ASSIGNMENT → Your output should be one number, which is how many lines in the material contain "true".

RECORDS SHOWN →
::::
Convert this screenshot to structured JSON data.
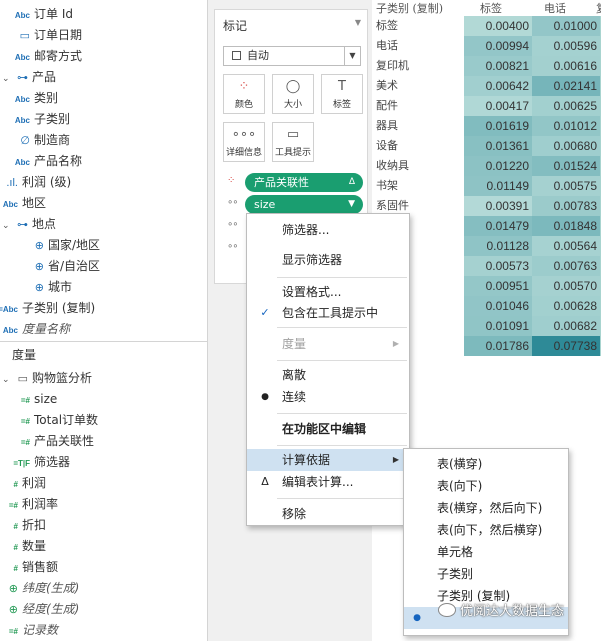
{
  "dims": {
    "fields": [
      {
        "icon": "Abc",
        "label": "订单 Id",
        "kind": "text"
      },
      {
        "icon": "▭",
        "label": "订单日期",
        "kind": "date"
      },
      {
        "icon": "Abc",
        "label": "邮寄方式",
        "kind": "text"
      },
      {
        "icon": "⊶",
        "label": "产品",
        "kind": "hierarchy"
      },
      {
        "icon": "Abc",
        "label": "类别",
        "kind": "text"
      },
      {
        "icon": "Abc",
        "label": "子类别",
        "kind": "text"
      },
      {
        "icon": "∅",
        "label": "制造商",
        "kind": "group"
      },
      {
        "icon": "Abc",
        "label": "产品名称",
        "kind": "text"
      },
      {
        "icon": ".ıl.",
        "label": "利润 (级)",
        "kind": "bin"
      },
      {
        "icon": "Abc",
        "label": "地区",
        "kind": "text"
      },
      {
        "icon": "⊶",
        "label": "地点",
        "kind": "hierarchy"
      },
      {
        "icon": "⊕",
        "label": "国家/地区",
        "kind": "geo"
      },
      {
        "icon": "⊕",
        "label": "省/自治区",
        "kind": "geo"
      },
      {
        "icon": "⊕",
        "label": "城市",
        "kind": "geo"
      },
      {
        "icon": "=Abc",
        "label": "子类别 (复制)",
        "kind": "calc-text"
      },
      {
        "icon": "Abc",
        "label": "度量名称",
        "kind": "text"
      }
    ]
  },
  "measures": {
    "header": "度量",
    "fields": [
      {
        "icon": "▭",
        "label": "购物篮分析",
        "kind": "folder"
      },
      {
        "icon": "=#",
        "label": "size",
        "kind": "calc"
      },
      {
        "icon": "=#",
        "label": "Total订单数",
        "kind": "calc"
      },
      {
        "icon": "=#",
        "label": "产品关联性",
        "kind": "calc"
      },
      {
        "icon": "=T|F",
        "label": "筛选器",
        "kind": "calc"
      },
      {
        "icon": "#",
        "label": "利润",
        "kind": "num"
      },
      {
        "icon": "=#",
        "label": "利润率",
        "kind": "calc"
      },
      {
        "icon": "#",
        "label": "折扣",
        "kind": "num"
      },
      {
        "icon": "#",
        "label": "数量",
        "kind": "num"
      },
      {
        "icon": "#",
        "label": "销售额",
        "kind": "num"
      },
      {
        "icon": "⊕",
        "label": "纬度(生成)",
        "kind": "geo-gen"
      },
      {
        "icon": "⊕",
        "label": "经度(生成)",
        "kind": "geo-gen"
      },
      {
        "icon": "=#",
        "label": "记录数",
        "kind": "calc-gen"
      }
    ]
  },
  "marks": {
    "title": "标记",
    "mark_type": "自动",
    "buttons": [
      {
        "icon": "⁘",
        "label": "颜色"
      },
      {
        "icon": "◯",
        "label": "大小"
      },
      {
        "icon": "T",
        "label": "标签"
      },
      {
        "icon": "∘∘∘",
        "label": "详细信息"
      },
      {
        "icon": "▭",
        "label": "工具提示"
      }
    ],
    "pills": [
      {
        "label": "产品关联性",
        "right": "Δ"
      },
      {
        "label": "size",
        "right": "▼"
      }
    ]
  },
  "table": {
    "headers": [
      "子类别 (复制)",
      "标签",
      "电话",
      "复"
    ],
    "rows": [
      {
        "label": "标签",
        "v1": "0.00400",
        "v2": "0.01000"
      },
      {
        "label": "电话",
        "v1": "0.00994",
        "v2": "0.00596"
      },
      {
        "label": "复印机",
        "v1": "0.00821",
        "v2": "0.00616"
      },
      {
        "label": "美术",
        "v1": "0.00642",
        "v2": "0.02141"
      },
      {
        "label": "配件",
        "v1": "0.00417",
        "v2": "0.00625"
      },
      {
        "label": "器具",
        "v1": "0.01619",
        "v2": "0.01012"
      },
      {
        "label": "设备",
        "v1": "0.01361",
        "v2": "0.00680"
      },
      {
        "label": "收纳具",
        "v1": "0.01220",
        "v2": "0.01524"
      },
      {
        "label": "书架",
        "v1": "0.01149",
        "v2": "0.00575"
      },
      {
        "label": "系固件",
        "v1": "0.00391",
        "v2": "0.00783"
      },
      {
        "label": "",
        "v1": "0.01479",
        "v2": "0.01848"
      },
      {
        "label": "",
        "v1": "0.01128",
        "v2": "0.00564"
      },
      {
        "label": "",
        "v1": "0.00573",
        "v2": "0.00763"
      },
      {
        "label": "",
        "v1": "0.00951",
        "v2": "0.00570"
      },
      {
        "label": "",
        "v1": "0.01046",
        "v2": "0.00628"
      },
      {
        "label": "机",
        "v1": "0.01091",
        "v2": "0.00682"
      },
      {
        "label": "",
        "v1": "0.01786",
        "v2": "0.07738"
      }
    ]
  },
  "context_menu": {
    "items": [
      {
        "label": "筛选器...",
        "mark": "",
        "arrow": false,
        "disabled": false,
        "bold": false,
        "hl": false
      },
      {
        "label": "显示筛选器",
        "mark": "",
        "arrow": false,
        "disabled": false,
        "bold": false,
        "hl": false
      },
      {
        "label": "设置格式...",
        "mark": "",
        "arrow": false,
        "disabled": false,
        "bold": false,
        "hl": false
      },
      {
        "label": "包含在工具提示中",
        "mark": "✓",
        "arrow": false,
        "disabled": false,
        "bold": false,
        "hl": false
      },
      {
        "label": "度量",
        "mark": "",
        "arrow": true,
        "disabled": true,
        "bold": false,
        "hl": false
      },
      {
        "label": "离散",
        "mark": "",
        "arrow": false,
        "disabled": false,
        "bold": false,
        "hl": false
      },
      {
        "label": "连续",
        "mark": "●",
        "arrow": false,
        "disabled": false,
        "bold": false,
        "hl": false
      },
      {
        "label": "在功能区中编辑",
        "mark": "",
        "arrow": false,
        "disabled": false,
        "bold": true,
        "hl": false
      },
      {
        "label": "计算依据",
        "mark": "",
        "arrow": true,
        "disabled": false,
        "bold": false,
        "hl": true
      },
      {
        "label": "编辑表计算...",
        "mark": "Δ",
        "arrow": false,
        "disabled": false,
        "bold": false,
        "hl": false
      },
      {
        "label": "移除",
        "mark": "",
        "arrow": false,
        "disabled": false,
        "bold": false,
        "hl": false
      }
    ]
  },
  "sub_menu": {
    "items": [
      {
        "label": "表(横穿)",
        "mark": ""
      },
      {
        "label": "表(向下)",
        "mark": ""
      },
      {
        "label": "表(横穿，然后向下)",
        "mark": ""
      },
      {
        "label": "表(向下，然后横穿)",
        "mark": ""
      },
      {
        "label": "单元格",
        "mark": ""
      },
      {
        "label": "子类别",
        "mark": ""
      },
      {
        "label": "子类别 (复制)",
        "mark": ""
      },
      {
        "label": "",
        "mark": "●"
      }
    ]
  },
  "watermark": "优阅达大数据生态",
  "colors": {
    "pill": "#1a9e70",
    "menu_highlight": "#cfe1f1",
    "dim_icon": "#1f6fb5",
    "measure_icon": "#229954"
  }
}
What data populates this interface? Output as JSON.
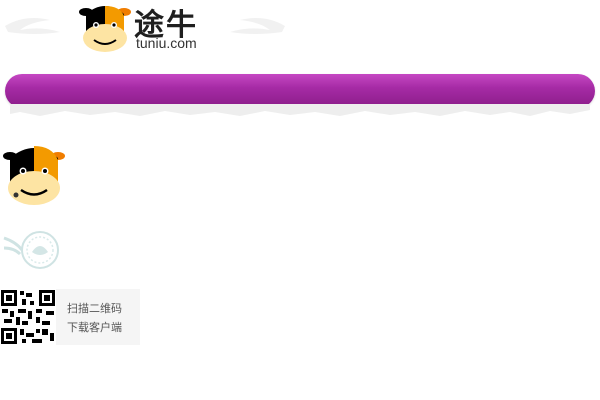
{
  "brand": {
    "name_cn": "途牛",
    "domain": "tuniu.com",
    "banner_color": "#a62ba5"
  },
  "qr": {
    "line1": "扫描二维码",
    "line2": "下载客户端"
  },
  "icons": [
    "tuniu-cow-logo-icon",
    "mascot-cow-icon",
    "stamp-seal-icon",
    "qr-code-icon"
  ]
}
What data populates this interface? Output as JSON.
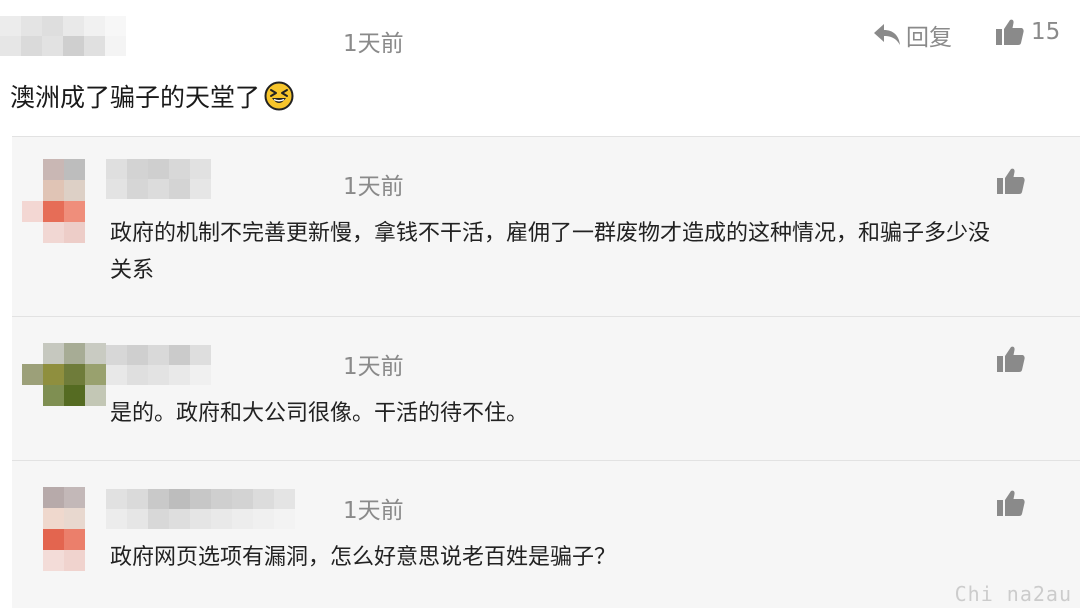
{
  "main_comment": {
    "time": "1天前",
    "reply_label": "回复",
    "like_count": "15",
    "text": "澳洲成了骗子的天堂了",
    "emoji": "laughing-squint-emoji"
  },
  "replies": [
    {
      "time": "1天前",
      "text_line1": "政府的机制不完善更新慢，拿钱不干活，雇佣了一群废物才造成的这种情况，和骗子多少没",
      "text_line2": "关系"
    },
    {
      "time": "1天前",
      "text_line1": "是的。政府和大公司很像。干活的待不住。"
    },
    {
      "time": "1天前",
      "text_line1": "政府网页选项有漏洞，怎么好意思说老百姓是骗子？"
    }
  ],
  "watermark": "Chi na2au",
  "colors": {
    "reply_bg": "#f6f6f6",
    "meta_gray": "#8a8a8a"
  }
}
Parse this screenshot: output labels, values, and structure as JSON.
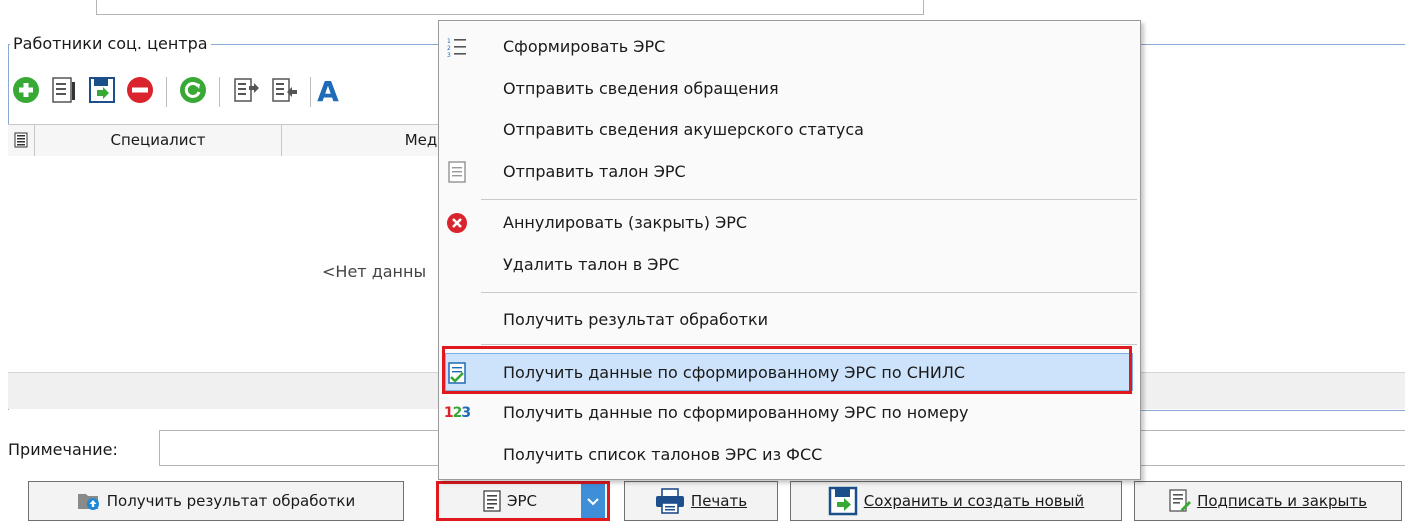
{
  "group": {
    "title": "Работники соц. центра"
  },
  "toolbar": {
    "icons": [
      "add-icon",
      "edit-icon",
      "save-icon",
      "delete-icon",
      "refresh-icon",
      "move-right-icon",
      "move-left-icon"
    ]
  },
  "grid": {
    "columns": [
      "Специалист",
      "Мед."
    ],
    "empty_text": "<Нет данны"
  },
  "note": {
    "label": "Примечание:",
    "value": ""
  },
  "buttons": {
    "get_result": "Получить результат обработки",
    "ers": "ЭРС",
    "print": "Печать",
    "save_new": "Сохранить и создать новый",
    "sign_close": "Подписать и закрыть"
  },
  "menu": {
    "items": [
      {
        "label": "Сформировать ЭРС",
        "icon": "list-numbered-icon"
      },
      {
        "label": "Отправить сведения обращения",
        "icon": ""
      },
      {
        "label": "Отправить сведения акушерского статуса",
        "icon": ""
      },
      {
        "label": "Отправить талон ЭРС",
        "icon": "document-icon"
      },
      {
        "label": "Аннулировать (закрыть) ЭРС",
        "icon": "cancel-icon"
      },
      {
        "label": "Удалить талон в ЭРС",
        "icon": ""
      },
      {
        "label": "Получить результат обработки",
        "icon": ""
      },
      {
        "label": "Получить данные по сформированному ЭРС по СНИЛС",
        "icon": "document-check-icon",
        "highlighted": true
      },
      {
        "label": "Получить данные по сформированному ЭРС по номеру",
        "icon": "numbers-123-icon"
      },
      {
        "label": "Получить список талонов ЭРС из ФСС",
        "icon": ""
      }
    ],
    "highlight_border_color": "#e0191f",
    "highlight_bg": "#cde3fb"
  },
  "colors": {
    "accent": "#1e88d8",
    "green": "#39a935",
    "red": "#d9232d",
    "frame": "#8aa9d6"
  }
}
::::
SOLUTION TO THIS EXERCISE → 6